Supplied information:

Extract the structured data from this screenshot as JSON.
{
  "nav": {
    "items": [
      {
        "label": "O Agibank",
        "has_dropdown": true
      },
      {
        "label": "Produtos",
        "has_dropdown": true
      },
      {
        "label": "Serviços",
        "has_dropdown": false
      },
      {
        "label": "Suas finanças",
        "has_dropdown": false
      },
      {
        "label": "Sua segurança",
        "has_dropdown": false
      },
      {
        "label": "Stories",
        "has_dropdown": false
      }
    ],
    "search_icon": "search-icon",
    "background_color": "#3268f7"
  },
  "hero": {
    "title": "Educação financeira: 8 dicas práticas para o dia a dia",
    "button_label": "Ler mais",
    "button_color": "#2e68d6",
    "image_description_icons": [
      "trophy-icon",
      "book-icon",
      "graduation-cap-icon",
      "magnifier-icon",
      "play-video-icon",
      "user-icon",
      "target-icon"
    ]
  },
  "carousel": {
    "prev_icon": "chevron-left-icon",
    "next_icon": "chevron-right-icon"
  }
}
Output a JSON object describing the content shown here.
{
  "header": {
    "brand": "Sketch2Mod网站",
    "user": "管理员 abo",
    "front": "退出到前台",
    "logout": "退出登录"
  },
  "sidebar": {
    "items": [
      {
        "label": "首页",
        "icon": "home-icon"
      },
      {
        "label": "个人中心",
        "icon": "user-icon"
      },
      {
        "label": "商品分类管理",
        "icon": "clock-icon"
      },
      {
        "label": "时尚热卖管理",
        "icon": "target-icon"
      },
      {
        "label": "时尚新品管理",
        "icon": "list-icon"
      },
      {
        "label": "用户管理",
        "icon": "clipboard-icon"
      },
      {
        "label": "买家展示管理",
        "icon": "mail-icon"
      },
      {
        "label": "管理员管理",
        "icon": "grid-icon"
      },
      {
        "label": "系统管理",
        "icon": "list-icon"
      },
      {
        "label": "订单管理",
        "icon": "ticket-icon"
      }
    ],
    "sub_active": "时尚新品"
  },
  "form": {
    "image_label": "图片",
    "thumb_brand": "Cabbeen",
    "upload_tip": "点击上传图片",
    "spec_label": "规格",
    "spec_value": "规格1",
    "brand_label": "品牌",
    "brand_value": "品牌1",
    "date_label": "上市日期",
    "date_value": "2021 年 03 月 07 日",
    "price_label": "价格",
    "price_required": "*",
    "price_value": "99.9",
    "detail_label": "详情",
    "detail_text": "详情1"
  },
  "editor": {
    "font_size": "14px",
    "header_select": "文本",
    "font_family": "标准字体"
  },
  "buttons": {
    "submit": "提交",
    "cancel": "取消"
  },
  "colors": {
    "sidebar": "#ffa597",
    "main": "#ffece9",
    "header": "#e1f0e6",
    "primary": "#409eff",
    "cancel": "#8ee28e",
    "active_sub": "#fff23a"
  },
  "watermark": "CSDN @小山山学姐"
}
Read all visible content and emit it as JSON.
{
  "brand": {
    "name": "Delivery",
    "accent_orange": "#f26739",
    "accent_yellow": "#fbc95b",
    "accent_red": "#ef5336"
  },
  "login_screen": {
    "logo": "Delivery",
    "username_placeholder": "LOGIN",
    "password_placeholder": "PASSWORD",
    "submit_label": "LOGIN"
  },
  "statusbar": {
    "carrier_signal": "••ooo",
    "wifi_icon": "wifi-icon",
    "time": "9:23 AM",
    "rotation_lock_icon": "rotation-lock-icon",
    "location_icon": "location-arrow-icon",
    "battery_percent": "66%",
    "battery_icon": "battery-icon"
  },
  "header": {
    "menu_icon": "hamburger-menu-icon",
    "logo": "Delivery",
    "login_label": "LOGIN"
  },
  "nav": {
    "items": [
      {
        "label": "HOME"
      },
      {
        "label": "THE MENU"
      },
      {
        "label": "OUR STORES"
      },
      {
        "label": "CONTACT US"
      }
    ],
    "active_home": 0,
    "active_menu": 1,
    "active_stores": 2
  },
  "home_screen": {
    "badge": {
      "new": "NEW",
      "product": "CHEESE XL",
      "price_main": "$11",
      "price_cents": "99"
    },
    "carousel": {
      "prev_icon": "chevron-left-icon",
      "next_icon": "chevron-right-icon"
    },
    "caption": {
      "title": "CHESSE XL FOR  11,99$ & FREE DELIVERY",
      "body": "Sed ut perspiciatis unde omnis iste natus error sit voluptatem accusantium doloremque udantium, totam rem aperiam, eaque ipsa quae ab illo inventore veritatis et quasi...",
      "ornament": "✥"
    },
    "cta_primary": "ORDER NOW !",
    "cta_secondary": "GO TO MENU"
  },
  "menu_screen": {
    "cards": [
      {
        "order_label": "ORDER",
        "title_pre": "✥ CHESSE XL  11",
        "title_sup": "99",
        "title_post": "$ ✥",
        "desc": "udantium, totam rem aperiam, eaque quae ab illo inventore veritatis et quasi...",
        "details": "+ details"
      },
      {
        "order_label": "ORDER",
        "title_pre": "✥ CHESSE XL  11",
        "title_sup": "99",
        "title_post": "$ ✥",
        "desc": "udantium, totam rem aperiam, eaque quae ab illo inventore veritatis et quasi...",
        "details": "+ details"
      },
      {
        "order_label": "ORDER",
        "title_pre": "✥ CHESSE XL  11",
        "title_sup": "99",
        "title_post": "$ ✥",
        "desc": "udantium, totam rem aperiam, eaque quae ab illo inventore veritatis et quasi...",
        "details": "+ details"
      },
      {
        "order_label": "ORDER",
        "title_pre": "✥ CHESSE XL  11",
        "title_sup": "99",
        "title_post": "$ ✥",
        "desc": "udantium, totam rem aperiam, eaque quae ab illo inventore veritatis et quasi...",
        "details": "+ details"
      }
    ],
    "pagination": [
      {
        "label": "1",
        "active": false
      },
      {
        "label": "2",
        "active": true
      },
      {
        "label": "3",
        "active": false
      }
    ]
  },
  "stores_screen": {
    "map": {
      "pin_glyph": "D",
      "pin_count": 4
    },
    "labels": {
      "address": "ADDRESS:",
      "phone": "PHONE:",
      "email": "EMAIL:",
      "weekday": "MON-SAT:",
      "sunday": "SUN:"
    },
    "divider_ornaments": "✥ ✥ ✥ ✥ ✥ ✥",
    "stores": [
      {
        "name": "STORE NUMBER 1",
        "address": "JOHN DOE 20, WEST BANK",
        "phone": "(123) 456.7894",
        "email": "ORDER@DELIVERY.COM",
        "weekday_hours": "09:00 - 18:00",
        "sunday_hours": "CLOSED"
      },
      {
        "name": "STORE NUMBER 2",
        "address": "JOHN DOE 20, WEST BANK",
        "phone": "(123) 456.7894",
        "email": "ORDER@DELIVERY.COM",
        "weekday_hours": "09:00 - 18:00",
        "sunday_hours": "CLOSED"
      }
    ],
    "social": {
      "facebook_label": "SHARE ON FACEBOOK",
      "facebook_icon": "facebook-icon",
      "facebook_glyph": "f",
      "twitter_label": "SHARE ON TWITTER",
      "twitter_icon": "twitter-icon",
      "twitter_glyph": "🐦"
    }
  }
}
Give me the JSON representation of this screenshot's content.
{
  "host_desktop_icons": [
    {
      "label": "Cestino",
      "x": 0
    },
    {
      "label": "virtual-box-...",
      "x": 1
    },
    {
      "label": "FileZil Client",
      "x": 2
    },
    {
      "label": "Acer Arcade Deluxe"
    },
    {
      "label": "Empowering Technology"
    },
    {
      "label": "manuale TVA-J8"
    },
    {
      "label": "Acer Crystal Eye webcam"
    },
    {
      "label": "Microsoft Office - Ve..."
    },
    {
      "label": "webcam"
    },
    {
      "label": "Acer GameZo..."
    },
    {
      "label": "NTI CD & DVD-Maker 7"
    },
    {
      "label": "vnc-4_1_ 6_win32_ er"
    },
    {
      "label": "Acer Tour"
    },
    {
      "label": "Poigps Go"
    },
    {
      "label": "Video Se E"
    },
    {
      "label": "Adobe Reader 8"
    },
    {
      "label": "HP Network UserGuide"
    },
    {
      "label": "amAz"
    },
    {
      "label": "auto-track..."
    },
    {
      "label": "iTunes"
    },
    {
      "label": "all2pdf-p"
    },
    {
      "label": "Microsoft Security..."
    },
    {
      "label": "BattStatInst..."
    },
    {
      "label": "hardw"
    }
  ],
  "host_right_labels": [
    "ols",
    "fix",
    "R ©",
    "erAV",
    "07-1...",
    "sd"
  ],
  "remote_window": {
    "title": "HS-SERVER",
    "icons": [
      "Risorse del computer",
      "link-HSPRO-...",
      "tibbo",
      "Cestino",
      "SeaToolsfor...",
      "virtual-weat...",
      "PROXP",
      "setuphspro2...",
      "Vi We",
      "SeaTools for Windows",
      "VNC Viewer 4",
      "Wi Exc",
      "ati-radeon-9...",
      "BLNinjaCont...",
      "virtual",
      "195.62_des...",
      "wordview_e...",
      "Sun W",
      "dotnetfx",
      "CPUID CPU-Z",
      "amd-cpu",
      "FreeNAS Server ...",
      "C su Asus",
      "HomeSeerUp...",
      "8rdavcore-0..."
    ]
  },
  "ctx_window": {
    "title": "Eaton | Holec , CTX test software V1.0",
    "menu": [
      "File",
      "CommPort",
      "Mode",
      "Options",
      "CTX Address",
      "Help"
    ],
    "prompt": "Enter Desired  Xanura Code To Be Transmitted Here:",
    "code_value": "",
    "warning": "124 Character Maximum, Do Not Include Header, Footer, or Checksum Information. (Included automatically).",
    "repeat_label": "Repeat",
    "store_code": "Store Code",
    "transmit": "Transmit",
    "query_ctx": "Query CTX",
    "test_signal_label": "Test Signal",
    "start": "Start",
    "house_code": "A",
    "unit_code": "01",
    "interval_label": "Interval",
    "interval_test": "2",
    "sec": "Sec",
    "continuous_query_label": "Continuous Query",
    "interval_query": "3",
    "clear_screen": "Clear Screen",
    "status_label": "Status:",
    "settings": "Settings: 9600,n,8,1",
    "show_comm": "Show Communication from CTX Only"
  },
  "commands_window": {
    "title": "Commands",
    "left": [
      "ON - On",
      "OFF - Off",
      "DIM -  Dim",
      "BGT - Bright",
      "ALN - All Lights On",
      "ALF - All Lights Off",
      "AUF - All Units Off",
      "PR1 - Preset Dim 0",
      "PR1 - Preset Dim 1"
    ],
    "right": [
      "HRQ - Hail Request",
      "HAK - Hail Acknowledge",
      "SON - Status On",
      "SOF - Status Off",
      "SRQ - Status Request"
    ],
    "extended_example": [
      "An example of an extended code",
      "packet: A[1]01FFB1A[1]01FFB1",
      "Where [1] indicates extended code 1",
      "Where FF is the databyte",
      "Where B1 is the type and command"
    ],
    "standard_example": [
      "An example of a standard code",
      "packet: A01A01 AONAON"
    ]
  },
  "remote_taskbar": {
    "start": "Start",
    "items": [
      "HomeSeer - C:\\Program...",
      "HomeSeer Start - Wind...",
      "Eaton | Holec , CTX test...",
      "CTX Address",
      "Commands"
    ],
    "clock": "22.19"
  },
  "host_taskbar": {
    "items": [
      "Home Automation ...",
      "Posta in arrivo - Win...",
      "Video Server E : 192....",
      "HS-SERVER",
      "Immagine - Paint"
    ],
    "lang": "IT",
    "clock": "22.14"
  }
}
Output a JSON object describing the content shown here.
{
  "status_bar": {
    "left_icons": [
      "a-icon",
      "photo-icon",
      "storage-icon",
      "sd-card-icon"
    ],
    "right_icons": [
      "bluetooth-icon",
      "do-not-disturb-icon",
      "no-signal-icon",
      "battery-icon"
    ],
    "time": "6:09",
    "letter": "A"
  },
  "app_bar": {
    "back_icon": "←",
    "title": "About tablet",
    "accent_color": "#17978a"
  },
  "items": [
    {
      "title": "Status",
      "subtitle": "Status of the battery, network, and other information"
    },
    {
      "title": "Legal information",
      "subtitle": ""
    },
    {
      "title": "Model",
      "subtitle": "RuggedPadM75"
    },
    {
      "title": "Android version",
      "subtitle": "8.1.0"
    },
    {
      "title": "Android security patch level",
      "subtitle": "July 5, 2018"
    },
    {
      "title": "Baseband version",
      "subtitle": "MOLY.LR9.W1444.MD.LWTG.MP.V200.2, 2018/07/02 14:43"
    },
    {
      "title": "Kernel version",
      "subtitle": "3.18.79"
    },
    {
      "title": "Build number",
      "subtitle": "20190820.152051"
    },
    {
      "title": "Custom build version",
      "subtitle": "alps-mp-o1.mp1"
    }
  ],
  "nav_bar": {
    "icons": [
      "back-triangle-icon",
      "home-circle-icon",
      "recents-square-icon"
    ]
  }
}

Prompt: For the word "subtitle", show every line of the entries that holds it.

Worked solution:
      "subtitle": "Status of the battery, network, and other information"
      "subtitle": ""
      "subtitle": "RuggedPadM75"
      "subtitle": "8.1.0"
      "subtitle": "July 5, 2018"
      "subtitle": "MOLY.LR9.W1444.MD.LWTG.MP.V200.2, 2018/07/02 14:43"
      "subtitle": "3.18.79"
      "subtitle": "20190820.152051"
      "subtitle": "alps-mp-o1.mp1"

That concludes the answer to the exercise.